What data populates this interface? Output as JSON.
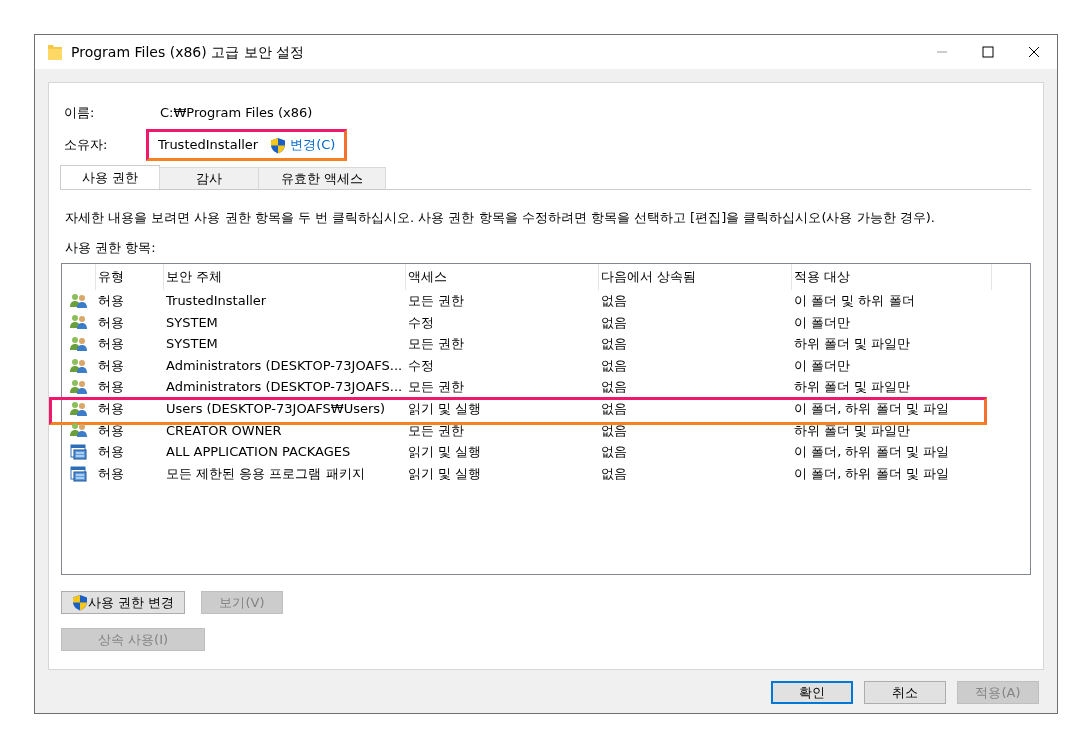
{
  "window": {
    "title": "Program Files (x86) 고급 보안 설정"
  },
  "name": {
    "label": "이름:",
    "value": "C:₩Program Files (x86)"
  },
  "owner": {
    "label": "소유자:",
    "value": "TrustedInstaller",
    "change_link": "변경(C)",
    "highlighted": true
  },
  "tabs": [
    {
      "label": "사용 권한",
      "selected": true
    },
    {
      "label": "감사",
      "selected": false
    },
    {
      "label": "유효한 액세스",
      "selected": false
    }
  ],
  "description": "자세한 내용을 보려면 사용 권한 항목을 두 번 클릭하십시오. 사용 권한 항목을 수정하려면 항목을 선택하고 [편집]을 클릭하십시오(사용 가능한 경우).",
  "entries_label": "사용 권한 항목:",
  "permissions": {
    "columns": [
      "유형",
      "보안 주체",
      "액세스",
      "다음에서 상속됨",
      "적용 대상"
    ],
    "rows": [
      {
        "kind": "user",
        "type": "허용",
        "principal": "TrustedInstaller",
        "access": "모든 권한",
        "inherited_from": "없음",
        "applies_to": "이 폴더 및 하위 폴더",
        "highlighted": false
      },
      {
        "kind": "user",
        "type": "허용",
        "principal": "SYSTEM",
        "access": "수정",
        "inherited_from": "없음",
        "applies_to": "이 폴더만",
        "highlighted": false
      },
      {
        "kind": "user",
        "type": "허용",
        "principal": "SYSTEM",
        "access": "모든 권한",
        "inherited_from": "없음",
        "applies_to": "하위 폴더 및 파일만",
        "highlighted": false
      },
      {
        "kind": "user",
        "type": "허용",
        "principal": "Administrators (DESKTOP-73JOAFS...",
        "access": "수정",
        "inherited_from": "없음",
        "applies_to": "이 폴더만",
        "highlighted": false
      },
      {
        "kind": "user",
        "type": "허용",
        "principal": "Administrators (DESKTOP-73JOAFS...",
        "access": "모든 권한",
        "inherited_from": "없음",
        "applies_to": "하위 폴더 및 파일만",
        "highlighted": false
      },
      {
        "kind": "user",
        "type": "허용",
        "principal": "Users (DESKTOP-73JOAFS₩Users)",
        "access": "읽기 및 실행",
        "inherited_from": "없음",
        "applies_to": "이 폴더, 하위 폴더 및 파일",
        "highlighted": true
      },
      {
        "kind": "user",
        "type": "허용",
        "principal": "CREATOR OWNER",
        "access": "모든 권한",
        "inherited_from": "없음",
        "applies_to": "하위 폴더 및 파일만",
        "highlighted": false
      },
      {
        "kind": "package",
        "type": "허용",
        "principal": "ALL APPLICATION PACKAGES",
        "access": "읽기 및 실행",
        "inherited_from": "없음",
        "applies_to": "이 폴더, 하위 폴더 및 파일",
        "highlighted": false
      },
      {
        "kind": "package",
        "type": "허용",
        "principal": "모든 제한된 응용 프로그램 패키지",
        "access": "읽기 및 실행",
        "inherited_from": "없음",
        "applies_to": "이 폴더, 하위 폴더 및 파일",
        "highlighted": false
      }
    ]
  },
  "buttons": [
    {
      "label": "사용 권한 변경",
      "shield": true,
      "disabled": false
    },
    {
      "label": "보기(V)",
      "shield": false,
      "disabled": true
    }
  ],
  "inherit_button": {
    "label": "상속 사용(I)",
    "disabled": true
  },
  "footer_buttons": [
    {
      "label": "확인",
      "default": true,
      "disabled": false
    },
    {
      "label": "취소",
      "default": false,
      "disabled": false
    },
    {
      "label": "적용(A)",
      "default": false,
      "disabled": true
    }
  ]
}
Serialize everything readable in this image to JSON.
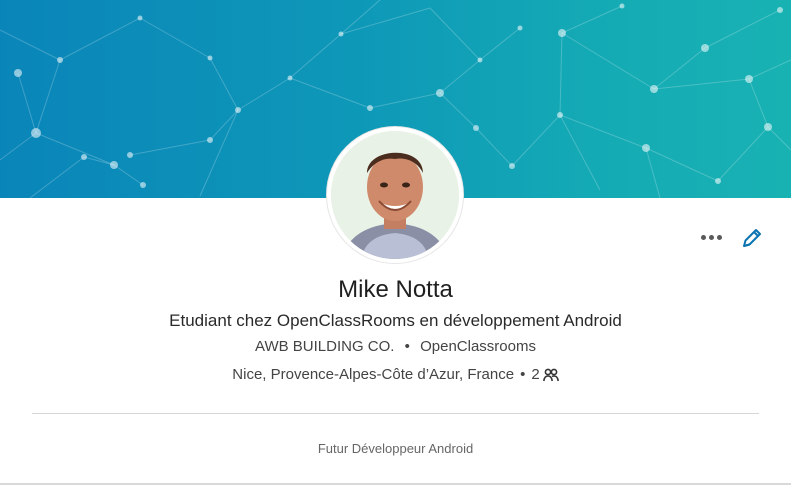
{
  "colors": {
    "banner_start": "#0a85b9",
    "banner_end": "#19b2b3",
    "edit_icon": "#0a73b1"
  },
  "profile": {
    "name": "Mike Notta",
    "headline": "Etudiant chez OpenClassRooms en développement Android",
    "company": "AWB BUILDING CO.",
    "separator": "•",
    "school": "OpenClassrooms",
    "location": "Nice, Provence-Alpes-Côte d’Azur, France",
    "connections": "2",
    "connections_icon": "people-icon",
    "summary": "Futur Développeur Android"
  },
  "actions": {
    "more_icon": "more-horizontal-icon",
    "edit_icon": "pencil-icon"
  }
}
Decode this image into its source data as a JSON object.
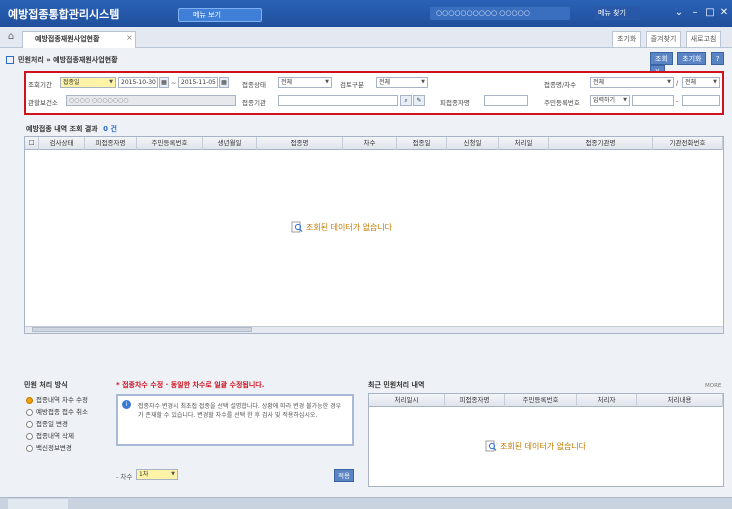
{
  "app": {
    "title": "예방접종통합관리시스템",
    "menu_label": "메뉴 보기",
    "user_info": "○○○○○○○○○○ ○○○○○",
    "notice": "메뉴 찾기"
  },
  "tabs": {
    "active": "예방접종재원사업현황",
    "right_buttons": [
      "초기화",
      "즐겨찾기",
      "새로고침"
    ]
  },
  "breadcrumb": {
    "text": "민원처리 » 예방접종재원사업현황",
    "buttons": [
      "조회",
      "초기화",
      "?",
      "X"
    ]
  },
  "search": {
    "row1": {
      "period_label": "조회기간",
      "period_type": "접종일",
      "date_from": "2015-10-30",
      "date_to": "2015-11-05",
      "vaccine_status_label": "접종상태",
      "vaccine_status": "전체",
      "review_label": "검토구분",
      "review": "전체",
      "dose_label": "접종명/차수",
      "dose_name": "전체",
      "dose_num": "전체"
    },
    "row2": {
      "clinic_label": "관할보건소",
      "clinic_value": "○○○○ ○○○○○○○",
      "agency_label": "접종기관",
      "agency_value": "",
      "recipient_label": "피접종자명",
      "recipient_value": "",
      "rrn_label": "주민등록번호",
      "rrn_value": "입력하기"
    }
  },
  "list": {
    "title": "예방접종 내역 조회 결과",
    "count": "0 건",
    "columns": [
      "",
      "검사상태",
      "피접종자명",
      "주민등록번호",
      "생년월일",
      "접종명",
      "차수",
      "접종일",
      "신청일",
      "처리일",
      "접종기관명",
      "기관전화번호"
    ],
    "empty_message": "조회된 데이터가 없습니다"
  },
  "process": {
    "title": "민원 처리 방식",
    "options": [
      "접종내역 차수 수정",
      "예방접종 접수 취소",
      "접종일 변경",
      "접종내역 삭제",
      "백신정보변경"
    ],
    "selected": 0,
    "warning": "* 접종차수 수정 · 동일한 차수로 일괄 수정됩니다.",
    "info": "접종차수 변경시 최초접 접종을 선택 설명합니다. 상황에 따라 변경 불가능한 경우가 존재할 수 있습니다. 변경할 차수를 선택 한 후 검사 및 적용하십시오.",
    "dose_label": "- 차수",
    "dose_value": "1차",
    "apply_label": "적용"
  },
  "recent": {
    "title": "최근 민원처리 내역",
    "more": "MORE",
    "columns": [
      "처리일시",
      "피접종자명",
      "주민등록번호",
      "처리자",
      "처리내용"
    ],
    "empty_message": "조회된 데이터가 없습니다"
  },
  "colors": {
    "highlight_border": "#d0111e",
    "titlebar": "#1f4f9c",
    "accent": "#5a84c4"
  }
}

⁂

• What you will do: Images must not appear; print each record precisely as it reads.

• Response to this task:
What data populates this interface? Output as JSON.
{
  "window": {
    "title": "Program Files (x86) 고급 보안 설정"
  },
  "name": {
    "label": "이름:",
    "value": "C:₩Program Files (x86)"
  },
  "owner": {
    "label": "소유자:",
    "value": "TrustedInstaller",
    "change_link": "변경(C)",
    "highlighted": true
  },
  "tabs": [
    {
      "label": "사용 권한",
      "selected": true
    },
    {
      "label": "감사",
      "selected": false
    },
    {
      "label": "유효한 액세스",
      "selected": false
    }
  ],
  "description": "자세한 내용을 보려면 사용 권한 항목을 두 번 클릭하십시오. 사용 권한 항목을 수정하려면 항목을 선택하고 [편집]을 클릭하십시오(사용 가능한 경우).",
  "entries_label": "사용 권한 항목:",
  "permissions": {
    "columns": [
      "유형",
      "보안 주체",
      "액세스",
      "다음에서 상속됨",
      "적용 대상"
    ],
    "rows": [
      {
        "kind": "user",
        "type": "허용",
        "principal": "TrustedInstaller",
        "access": "모든 권한",
        "inherited_from": "없음",
        "applies_to": "이 폴더 및 하위 폴더",
        "highlighted": false
      },
      {
        "kind": "user",
        "type": "허용",
        "principal": "SYSTEM",
        "access": "수정",
        "inherited_from": "없음",
        "applies_to": "이 폴더만",
        "highlighted": false
      },
      {
        "kind": "user",
        "type": "허용",
        "principal": "SYSTEM",
        "access": "모든 권한",
        "inherited_from": "없음",
        "applies_to": "하위 폴더 및 파일만",
        "highlighted": false
      },
      {
        "kind": "user",
        "type": "허용",
        "principal": "Administrators (DESKTOP-73JOAFS...",
        "access": "수정",
        "inherited_from": "없음",
        "applies_to": "이 폴더만",
        "highlighted": false
      },
      {
        "kind": "user",
        "type": "허용",
        "principal": "Administrators (DESKTOP-73JOAFS...",
        "access": "모든 권한",
        "inherited_from": "없음",
        "applies_to": "하위 폴더 및 파일만",
        "highlighted": false
      },
      {
        "kind": "user",
        "type": "허용",
        "principal": "Users (DESKTOP-73JOAFS₩Users)",
        "access": "읽기 및 실행",
        "inherited_from": "없음",
        "applies_to": "이 폴더, 하위 폴더 및 파일",
        "highlighted": true
      },
      {
        "kind": "user",
        "type": "허용",
        "principal": "CREATOR OWNER",
        "access": "모든 권한",
        "inherited_from": "없음",
        "applies_to": "하위 폴더 및 파일만",
        "highlighted": false
      },
      {
        "kind": "package",
        "type": "허용",
        "principal": "ALL APPLICATION PACKAGES",
        "access": "읽기 및 실행",
        "inherited_from": "없음",
        "applies_to": "이 폴더, 하위 폴더 및 파일",
        "highlighted": false
      },
      {
        "kind": "package",
        "type": "허용",
        "principal": "모든 제한된 응용 프로그램 패키지",
        "access": "읽기 및 실행",
        "inherited_from": "없음",
        "applies_to": "이 폴더, 하위 폴더 및 파일",
        "highlighted": false
      }
    ]
  },
  "buttons": [
    {
      "label": "사용 권한 변경",
      "shield": true,
      "disabled": false
    },
    {
      "label": "보기(V)",
      "shield": false,
      "disabled": true
    }
  ],
  "inherit_button": {
    "label": "상속 사용(I)",
    "disabled": true
  },
  "footer_buttons": [
    {
      "label": "확인",
      "default": true,
      "disabled": false
    },
    {
      "label": "취소",
      "default": false,
      "disabled": false
    },
    {
      "label": "적용(A)",
      "default": false,
      "disabled": true
    }
  ]
}
Serialize everything readable in this image to JSON.
{
  "colors": {
    "banner_start": "#0a85b9",
    "banner_end": "#19b2b3",
    "edit_icon": "#0a73b1"
  },
  "profile": {
    "name": "Mike Notta",
    "headline": "Etudiant chez OpenClassRooms en développement Android",
    "company": "AWB BUILDING CO.",
    "separator": "•",
    "school": "OpenClassrooms",
    "location": "Nice, Provence-Alpes-Côte d’Azur, France",
    "connections": "2",
    "connections_icon": "people-icon",
    "summary": "Futur Développeur Android"
  },
  "actions": {
    "more_icon": "more-horizontal-icon",
    "edit_icon": "pencil-icon"
  }
}
Decode this image into its source data as a JSON object.
{
  "app": {
    "title": "예방접종통합관리시스템",
    "menu_label": "메뉴 보기",
    "user_info": "○○○○○○○○○○ ○○○○○",
    "notice": "메뉴 찾기"
  },
  "tabs": {
    "active": "예방접종재원사업현황",
    "right_buttons": [
      "초기화",
      "즐겨찾기",
      "새로고침"
    ]
  },
  "breadcrumb": {
    "text": "민원처리 » 예방접종재원사업현황",
    "buttons": [
      "조회",
      "초기화",
      "?",
      "X"
    ]
  },
  "search": {
    "row1": {
      "period_label": "조회기간",
      "period_type": "접종일",
      "date_from": "2015-10-30",
      "date_to": "2015-11-05",
      "vaccine_status_label": "접종상태",
      "vaccine_status": "전체",
      "review_label": "검토구분",
      "review": "전체",
      "dose_label": "접종명/차수",
      "dose_name": "전체",
      "dose_num": "전체"
    },
    "row2": {
      "clinic_label": "관할보건소",
      "clinic_value": "○○○○ ○○○○○○○",
      "agency_label": "접종기관",
      "agency_value": "",
      "recipient_label": "피접종자명",
      "recipient_value": "",
      "rrn_label": "주민등록번호",
      "rrn_value": "입력하기"
    }
  },
  "list": {
    "title": "예방접종 내역 조회 결과",
    "count": "0 건",
    "columns": [
      "",
      "검사상태",
      "피접종자명",
      "주민등록번호",
      "생년월일",
      "접종명",
      "차수",
      "접종일",
      "신청일",
      "처리일",
      "접종기관명",
      "기관전화번호"
    ],
    "empty_message": "조회된 데이터가 없습니다"
  },
  "process": {
    "title": "민원 처리 방식",
    "options": [
      "접종내역 차수 수정",
      "예방접종 접수 취소",
      "접종일 변경",
      "접종내역 삭제",
      "백신정보변경"
    ],
    "selected": 0,
    "warning": "* 접종차수 수정 · 동일한 차수로 일괄 수정됩니다.",
    "info": "접종차수 변경시 최초접 접종을 선택 설명합니다. 상황에 따라 변경 불가능한 경우가 존재할 수 있습니다. 변경할 차수를 선택 한 후 검사 및 적용하십시오.",
    "dose_label": "- 차수",
    "dose_value": "1차",
    "apply_label": "적용"
  },
  "recent": {
    "title": "최근 민원처리 내역",
    "more": "MORE",
    "columns": [
      "처리일시",
      "피접종자명",
      "주민등록번호",
      "처리자",
      "처리내용"
    ],
    "empty_message": "조회된 데이터가 없습니다"
  },
  "colors": {
    "highlight_border": "#d0111e",
    "titlebar": "#1f4f9c",
    "accent": "#5a84c4"
  }
}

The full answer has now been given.